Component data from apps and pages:
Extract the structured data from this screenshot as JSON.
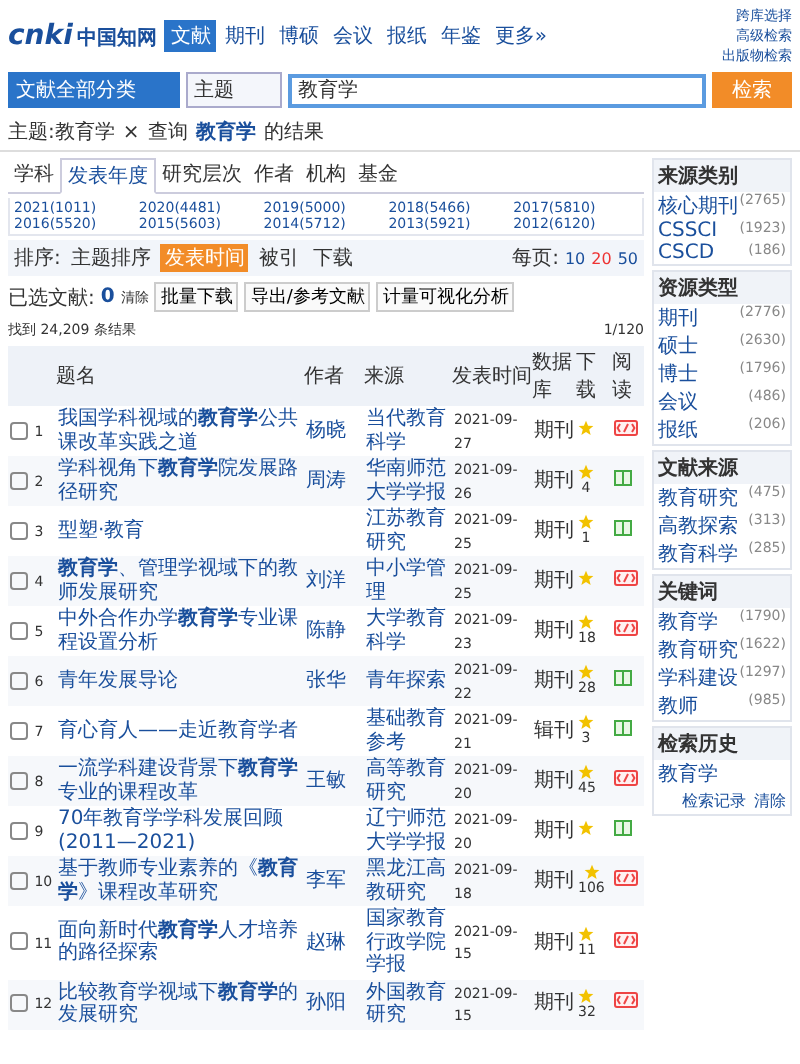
{
  "header": {
    "logo_latin": "cnki",
    "logo_cn": "中国知网",
    "nav": [
      {
        "label": "文献",
        "selected": true
      },
      {
        "label": "期刊",
        "selected": false
      },
      {
        "label": "博硕",
        "selected": false
      },
      {
        "label": "会议",
        "selected": false
      },
      {
        "label": "报纸",
        "selected": false
      },
      {
        "label": "年鉴",
        "selected": false
      },
      {
        "label": "更多»",
        "selected": false
      }
    ],
    "links": [
      "跨库选择",
      "高级检索",
      "出版物检索"
    ]
  },
  "search": {
    "scope": "文献全部分类",
    "field": "主题",
    "value": "教育学",
    "button": "检索"
  },
  "breadcrumb": {
    "filter": "主题:教育学",
    "remove": "×",
    "prefix": "查询",
    "term": "教育学",
    "suffix": "的结果"
  },
  "group_tabs": [
    {
      "label": "学科",
      "selected": false
    },
    {
      "label": "发表年度",
      "selected": true
    },
    {
      "label": "研究层次",
      "selected": false
    },
    {
      "label": "作者",
      "selected": false
    },
    {
      "label": "机构",
      "selected": false
    },
    {
      "label": "基金",
      "selected": false
    }
  ],
  "years": [
    "2021(1011)",
    "2020(4481)",
    "2019(5000)",
    "2018(5466)",
    "2017(5810)",
    "2016(5520)",
    "2015(5603)",
    "2014(5712)",
    "2013(5921)",
    "2012(6120)"
  ],
  "sort": {
    "label": "排序:",
    "options": [
      {
        "label": "主题排序",
        "selected": false
      },
      {
        "label": "发表时间",
        "selected": true
      },
      {
        "label": "被引",
        "selected": false
      },
      {
        "label": "下载",
        "selected": false
      }
    ],
    "per_page_label": "每页:",
    "per_page": [
      {
        "label": "10",
        "selected": false
      },
      {
        "label": "20",
        "selected": true
      },
      {
        "label": "50",
        "selected": false
      }
    ]
  },
  "toolbar": {
    "selected_label": "已选文献:",
    "selected_count": "0",
    "clear": "清除",
    "buttons": [
      "批量下载",
      "导出/参考文献",
      "计量可视化分析"
    ],
    "found": "找到 24,209 条结果",
    "pages": "1/120"
  },
  "table": {
    "columns": [
      "题名",
      "作者",
      "来源",
      "发表时间",
      "数据库",
      "下载",
      "阅读"
    ],
    "rows": [
      {
        "checked": false,
        "number": "1",
        "title": "我国学科视域的**教育学**公共课改革实践之道",
        "author": "杨晓",
        "source": "当代教育科学",
        "date": "2021-09-27",
        "database": "期刊",
        "downloads": "",
        "read_icon": {
          "kind": "html"
        }
      },
      {
        "checked": false,
        "number": "2",
        "title": "学科视角下**教育学**院发展路径研究",
        "author": "周涛",
        "source": "华南师范大学学报",
        "date": "2021-09-26",
        "database": "期刊",
        "downloads": "4",
        "read_icon": {
          "kind": "book"
        }
      },
      {
        "checked": false,
        "number": "3",
        "title": "型塑·教育",
        "author": "",
        "source": "江苏教育研究",
        "date": "2021-09-25",
        "database": "期刊",
        "downloads": "1",
        "read_icon": {
          "kind": "book"
        }
      },
      {
        "checked": false,
        "number": "4",
        "title": "**教育学**、管理学视域下的教师发展研究",
        "author": "刘洋",
        "source": "中小学管理",
        "date": "2021-09-25",
        "database": "期刊",
        "downloads": "",
        "read_icon": {
          "kind": "html"
        }
      },
      {
        "checked": false,
        "number": "5",
        "title": "中外合作办学**教育学**专业课程设置分析",
        "author": "陈静",
        "source": "大学教育科学",
        "date": "2021-09-23",
        "database": "期刊",
        "downloads": "18",
        "read_icon": {
          "kind": "html"
        }
      },
      {
        "checked": false,
        "number": "6",
        "title": "青年发展导论",
        "author": "张华",
        "source": "青年探索",
        "date": "2021-09-22",
        "database": "期刊",
        "downloads": "28",
        "read_icon": {
          "kind": "book"
        }
      },
      {
        "checked": false,
        "number": "7",
        "title": "育心育人——走近教育学者",
        "author": "",
        "source": "基础教育参考",
        "date": "2021-09-21",
        "database": "辑刊",
        "downloads": "3",
        "read_icon": {
          "kind": "book"
        }
      },
      {
        "checked": false,
        "number": "8",
        "title": "一流学科建设背景下**教育学**专业的课程改革",
        "author": "王敏",
        "source": "高等教育研究",
        "date": "2021-09-20",
        "database": "期刊",
        "downloads": "45",
        "read_icon": {
          "kind": "html"
        }
      },
      {
        "checked": false,
        "number": "9",
        "title": "70年教育学学科发展回顾(2011—2021)",
        "author": "",
        "source": "辽宁师范大学学报",
        "date": "2021-09-20",
        "database": "期刊",
        "downloads": "",
        "read_icon": {
          "kind": "book"
        }
      },
      {
        "checked": false,
        "number": "10",
        "title": "基于教师专业素养的《**教育学**》课程改革研究",
        "author": "李军",
        "source": "黑龙江高教研究",
        "date": "2021-09-18",
        "database": "期刊",
        "downloads": "106",
        "read_icon": {
          "kind": "html"
        }
      },
      {
        "checked": false,
        "number": "11",
        "title": "面向新时代**教育学**人才培养的路径探索",
        "author": "赵琳",
        "source": "国家教育行政学院学报",
        "date": "2021-09-15",
        "database": "期刊",
        "downloads": "11",
        "read_icon": {
          "kind": "html"
        }
      },
      {
        "checked": false,
        "number": "12",
        "title": "比较教育学视域下**教育学**的发展研究",
        "author": "孙阳",
        "source": "外国教育研究",
        "date": "2021-09-15",
        "database": "期刊",
        "downloads": "32",
        "read_icon": {
          "kind": "html"
        }
      }
    ]
  },
  "sidebar": [
    {
      "title": "来源类别",
      "items": [
        {
          "name": "核心期刊",
          "count": "(2765)"
        },
        {
          "name": "CSSCI",
          "count": "(1923)"
        },
        {
          "name": "CSCD",
          "count": "(186)"
        }
      ]
    },
    {
      "title": "资源类型",
      "items": [
        {
          "name": "期刊",
          "count": "(2776)"
        },
        {
          "name": "硕士",
          "count": "(2630)"
        },
        {
          "name": "博士",
          "count": "(1796)"
        },
        {
          "name": "会议",
          "count": "(486)"
        },
        {
          "name": "报纸",
          "count": "(206)"
        }
      ]
    },
    {
      "title": "文献来源",
      "items": [
        {
          "name": "教育研究",
          "count": "(475)"
        },
        {
          "name": "高教探索",
          "count": "(313)"
        },
        {
          "name": "教育科学",
          "count": "(285)"
        }
      ]
    },
    {
      "title": "关键词",
      "items": [
        {
          "name": "教育学",
          "count": "(1790)"
        },
        {
          "name": "教育研究",
          "count": "(1622)"
        },
        {
          "name": "学科建设",
          "count": "(1297)"
        },
        {
          "name": "教师",
          "count": "(985)"
        }
      ]
    }
  ],
  "history": {
    "title": "检索历史",
    "items": [
      "教育学"
    ],
    "actions": [
      "检索记录",
      "清除"
    ]
  }
}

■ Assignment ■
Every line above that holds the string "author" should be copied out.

■ Answer to the exercise ■
        "author": "杨晓",
        "author": "周涛",
        "author": "",
        "author": "刘洋",
        "author": "陈静",
        "author": "张华",
        "author": "",
        "author": "王敏",
        "author": "",
        "author": "李军",
        "author": "赵琳",
        "author": "孙阳",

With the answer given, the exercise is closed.